We knew that organizers had gathered more than enough signatures to force a recall election for Scott Walker, and Walker gave up on challenging the signatures. But it became more official yesterday, as the staff of the Government Accountability Board in Wisconsin completed their review of petition signatures, a prelude to the announcement of election dates.

The staff found 931,053 valid signatures for the recall, less than the 1 million threshold Democrats in Wisconsin claimed, but far more than the 540,000 needed to trigger a recall.

The likely timeline for the recall election is this: primaries for the recall of Walker, Lt. Governor Rebecca Kleefisch and four state Senators will take place on May 8. The general election for the recalls will occur on June 5.

Another poll setting baseline expectations for the Walker recall was released yesterday, and it shows a very tight race.

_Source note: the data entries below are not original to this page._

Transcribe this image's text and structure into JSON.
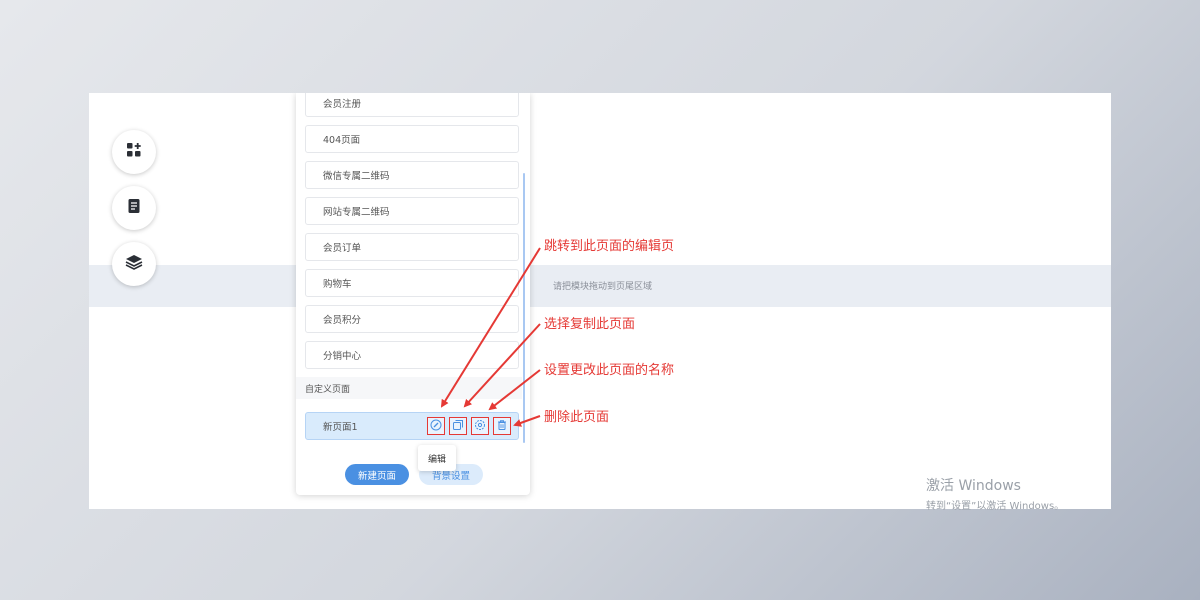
{
  "editor": {
    "footer_hint": "请把模块拖动到页尾区域",
    "tools": [
      {
        "icon": "add-module-icon"
      },
      {
        "icon": "page-list-icon"
      },
      {
        "icon": "layers-icon"
      }
    ]
  },
  "panel": {
    "pages": [
      "会员注册",
      "404页面",
      "微信专属二维码",
      "网站专属二维码",
      "会员订单",
      "购物车",
      "会员积分",
      "分销中心"
    ],
    "custom_section_label": "自定义页面",
    "custom_pages": [
      {
        "label": "新页面1"
      }
    ],
    "actions": [
      {
        "icon": "edit-icon"
      },
      {
        "icon": "copy-icon"
      },
      {
        "icon": "settings-icon"
      },
      {
        "icon": "trash-icon"
      }
    ],
    "tooltip": "编辑",
    "new_page_label": "新建页面",
    "bg_setting_label": "背景设置"
  },
  "annotations": {
    "edit": "跳转到此页面的编辑页",
    "copy": "选择复制此页面",
    "rename": "设置更改此页面的名称",
    "delete": "删除此页面"
  },
  "colors": {
    "accent": "#4a90e2",
    "annotation": "#e53935"
  },
  "watermark": {
    "title": "激活 Windows",
    "subtitle": "转到“设置”以激活 Windows。"
  }
}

As for the recall contest of Republican Gov. Scott Walker, 46 percent of Wisconsin voters say they will support him in that race, while 48 percent indicate they’ll vote for the eventual Democratic candidate who will face off against the incumbent governor.

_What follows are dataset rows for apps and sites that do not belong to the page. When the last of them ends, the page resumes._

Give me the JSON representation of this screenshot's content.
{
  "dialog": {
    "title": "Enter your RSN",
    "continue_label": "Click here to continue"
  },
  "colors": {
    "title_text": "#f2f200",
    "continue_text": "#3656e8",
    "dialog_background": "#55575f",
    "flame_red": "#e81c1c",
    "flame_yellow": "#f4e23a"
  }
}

The approval rating for Walker – who sparked a firestorm of criticism in his effort to curb collective-bargaining rights for the state’s public-sector workers – sits at 48 percent approval, 48 percent disapproval. According to the poll, a majority of likely Republican voters say they’re following the recall more closely than the GOP presidential primary race, 51 percent to 37 percent.

I don’t expect those numbers to move much. June 5 will be a long night.

So far, three candidates on the Democratic side have announced that they’re running to replace Walker: Dane County executive Kathleen Falk, State Senator Kathleen Vinehout and Secretary of State Doug LaFollette. Milwaukee Mayor Tom Barrett, who lost to Walker in 2010 in the gubernatorial race, may also run. Barrett would be favored in the primary if he gets in, but Falk leads solidly if he doesn’t.

It’s going to be an expensive race. Walker raised $4.5 million for this recall, boosted by the ability to gather unlimited donations. Outside groups will surely spend millions more.

The race will probably turn on the jobs picture in Wisconsin, where Walker has amassed one of the worst records in the country. The nagging scandal of “Walkergate,” an ongoing investigation into corruption at his Milwaukee County executive office and his gubernatorial campaign, will also be a factor. Finally, the initial spark for the recall, the anti-union bill that Walker forced through amid massive protests, will provide the main source of energy for activists in the race.

With the Presidential primary taking place in Wisconsin next week, both Mitt Romney and Rick Santorum have gone out of their way to praise Walker, in an attempt to curry favor with the conservative base.

UPDATE: At a meeting this morning, the GAB officially triggered the recall, with a May 8 primary and June 5 general election. The filing deadline for candidates is April 10, so Tom Barrett has less than two weeks to make his decision.